While researching in the field of EPR, he collaterally studied the EPR spectra of ruby with A.A Manenkov. In 1957, he was struck with the idea of using ruby as a material for laser. He designed and constructed this new type of laser resonator called maser, using various materials. Most of his research on masers was done in cooperation with the laboratory of radiospectroscopy at the Institute of Nuclear Physics at Moscow University
In 1958, he suggested a laser for generation of far-infrared waves. As a resonator it was proposed to use a new type of cavity which was eventually named ‘the cavity of an open type’. Similar cavities are widely used in lasers.
In 1959, he was appointed as the professor at the Moscow State University, the most prestigious university in Soviet Union.
In 1968, he took up the position of Vice Director at the Lebedev Institute and later in 1971, the position of Head of the Laboratory at the Moscow Institute of Physics and Technology.
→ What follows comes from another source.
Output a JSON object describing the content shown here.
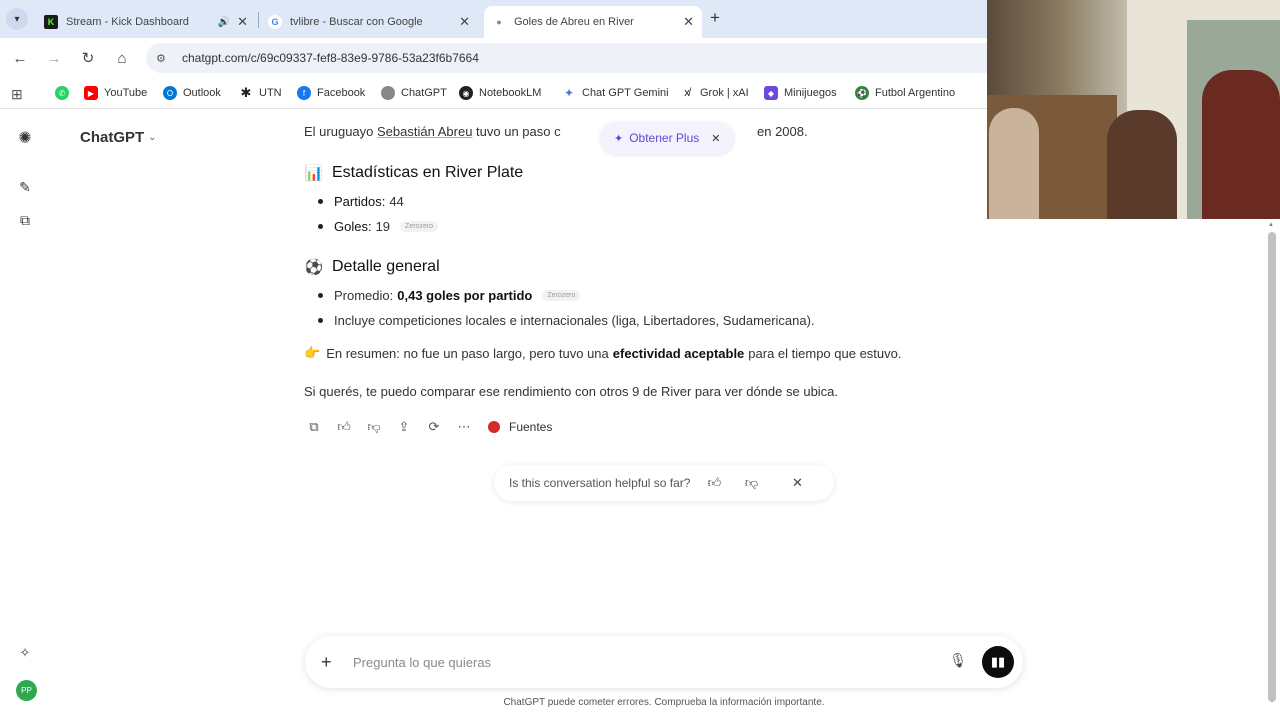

From 1982 to 1998, he served as the Acting Director of the General Physics Institute of the Russian Academy of Sciences. From 1988, he was promoted as an Honorary Director.
During his lifetime Prokhorov was a member and one of the Honorary Presidents of the International Academy of Science, Munich. In 1993, he supported the foundation and development of the Russian Section of International Academy of Science, Moscow.
Awards & Achievements
In 1959, Prokhorov was awarded the Lenin Prize.
In 1960, he was appointed as a member of the Russian Academy of Sciences. Six years later in 1966, he was elected as an academician.
In 1964, Prokhorov was awarded Nobel Prize in Physics, which He shared with Nikolay Basov and Charles Townes. The trio received the award for their fundamental work in the field of quantum electronics which led to the construction of oscillators and amplifiers based on maser-laser principle.
He became a Hero of Socialist Labour, the highest degree of distinction in the Soviet Union for achievements in national economy and culture, twice in 1969 and 1986.
In 1971, he was elected a member of the American Academy of Arts and Sciences.
In 2000, he received the Frederic Ives Medal, the highest distinction of the Optical Society of America (OSA). Following year, he became an honorary OSA member. Simultaneously, he also received the Demidov Prize.
Personal Life & Legacy
In 1941, Prokhorov married geographer Galina Shelepina. The couple as blessed with a son, Kiril, in 1945. Kiril followed the footstapes of his father and has become a physicist in the field of optics. Currently, he leads a laser-related laboratory at the A. M. Prokhorov General Physics Institute.
Prokhorov breathed his last on January 8, 2002 in Moscow, Russia.
The Russian Academy of Sciences, where Prokhorov served as an honorary director, was reamed A. M. Prokhorov General Physics Institute of the Russian Academy of Sciences, following his death.